[What is expected] With "timestamp" as the search word, show every line of the material that has it.
[Opening Input records section]
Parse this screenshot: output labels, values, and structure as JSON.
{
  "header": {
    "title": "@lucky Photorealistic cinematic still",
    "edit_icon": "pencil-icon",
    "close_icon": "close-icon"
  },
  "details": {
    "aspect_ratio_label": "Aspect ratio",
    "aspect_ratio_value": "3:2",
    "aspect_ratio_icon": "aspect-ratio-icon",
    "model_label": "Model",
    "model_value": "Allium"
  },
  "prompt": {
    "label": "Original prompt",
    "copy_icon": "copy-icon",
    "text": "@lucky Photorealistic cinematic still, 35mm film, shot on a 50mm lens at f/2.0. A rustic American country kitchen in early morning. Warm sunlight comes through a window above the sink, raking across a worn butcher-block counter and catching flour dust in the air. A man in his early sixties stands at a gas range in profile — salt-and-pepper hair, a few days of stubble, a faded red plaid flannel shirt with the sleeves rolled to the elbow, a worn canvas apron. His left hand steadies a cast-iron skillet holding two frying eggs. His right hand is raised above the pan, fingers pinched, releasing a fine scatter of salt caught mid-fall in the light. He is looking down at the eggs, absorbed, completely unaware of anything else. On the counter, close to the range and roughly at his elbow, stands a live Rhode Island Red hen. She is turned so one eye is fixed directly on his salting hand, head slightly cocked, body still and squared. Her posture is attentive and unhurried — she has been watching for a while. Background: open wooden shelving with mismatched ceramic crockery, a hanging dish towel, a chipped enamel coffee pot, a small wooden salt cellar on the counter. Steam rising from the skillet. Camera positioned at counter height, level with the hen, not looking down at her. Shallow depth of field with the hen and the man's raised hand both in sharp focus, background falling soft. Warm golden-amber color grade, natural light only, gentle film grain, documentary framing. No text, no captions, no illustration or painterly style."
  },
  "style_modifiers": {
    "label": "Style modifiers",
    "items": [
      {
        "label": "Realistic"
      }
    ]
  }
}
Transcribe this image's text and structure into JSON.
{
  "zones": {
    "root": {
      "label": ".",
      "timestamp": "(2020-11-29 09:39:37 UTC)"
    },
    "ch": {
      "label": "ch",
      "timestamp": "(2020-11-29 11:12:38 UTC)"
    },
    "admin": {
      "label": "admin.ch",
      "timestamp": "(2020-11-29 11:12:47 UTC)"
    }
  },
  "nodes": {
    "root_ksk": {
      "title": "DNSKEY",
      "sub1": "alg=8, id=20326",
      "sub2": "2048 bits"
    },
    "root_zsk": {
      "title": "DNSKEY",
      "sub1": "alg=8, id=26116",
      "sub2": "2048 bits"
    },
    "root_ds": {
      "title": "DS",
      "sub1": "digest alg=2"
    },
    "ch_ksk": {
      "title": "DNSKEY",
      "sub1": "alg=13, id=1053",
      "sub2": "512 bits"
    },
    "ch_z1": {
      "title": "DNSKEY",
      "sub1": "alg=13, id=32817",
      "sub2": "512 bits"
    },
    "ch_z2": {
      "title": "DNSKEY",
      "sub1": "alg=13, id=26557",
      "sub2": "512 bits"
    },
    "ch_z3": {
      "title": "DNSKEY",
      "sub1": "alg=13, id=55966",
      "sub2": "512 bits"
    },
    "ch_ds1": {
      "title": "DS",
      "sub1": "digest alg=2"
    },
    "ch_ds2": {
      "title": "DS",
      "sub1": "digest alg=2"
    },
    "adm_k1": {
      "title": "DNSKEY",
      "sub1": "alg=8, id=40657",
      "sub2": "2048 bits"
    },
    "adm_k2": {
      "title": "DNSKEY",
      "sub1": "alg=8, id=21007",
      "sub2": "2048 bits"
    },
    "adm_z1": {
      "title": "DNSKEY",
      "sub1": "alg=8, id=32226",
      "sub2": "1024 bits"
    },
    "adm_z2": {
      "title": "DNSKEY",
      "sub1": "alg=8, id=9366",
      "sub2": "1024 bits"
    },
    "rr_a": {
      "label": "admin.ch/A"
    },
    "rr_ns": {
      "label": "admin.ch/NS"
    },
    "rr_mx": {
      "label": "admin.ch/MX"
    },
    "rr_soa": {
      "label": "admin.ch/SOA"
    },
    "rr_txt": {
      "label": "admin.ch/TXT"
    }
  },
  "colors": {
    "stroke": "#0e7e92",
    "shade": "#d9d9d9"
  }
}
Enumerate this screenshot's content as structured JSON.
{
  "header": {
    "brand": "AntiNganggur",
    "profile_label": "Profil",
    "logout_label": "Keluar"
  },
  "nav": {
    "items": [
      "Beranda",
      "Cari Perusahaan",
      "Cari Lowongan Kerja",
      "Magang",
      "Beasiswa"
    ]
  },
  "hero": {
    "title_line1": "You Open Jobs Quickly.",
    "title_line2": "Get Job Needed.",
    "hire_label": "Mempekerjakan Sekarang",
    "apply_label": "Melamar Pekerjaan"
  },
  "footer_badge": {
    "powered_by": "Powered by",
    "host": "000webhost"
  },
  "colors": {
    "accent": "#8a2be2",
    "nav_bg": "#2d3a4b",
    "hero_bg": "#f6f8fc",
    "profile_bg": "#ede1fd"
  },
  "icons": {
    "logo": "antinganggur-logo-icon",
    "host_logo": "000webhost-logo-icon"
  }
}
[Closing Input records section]
[Exercise output]
      "timestamp": "(2020-11-29 09:39:37 UTC)"
      "timestamp": "(2020-11-29 11:12:38 UTC)"
      "timestamp": "(2020-11-29 11:12:47 UTC)"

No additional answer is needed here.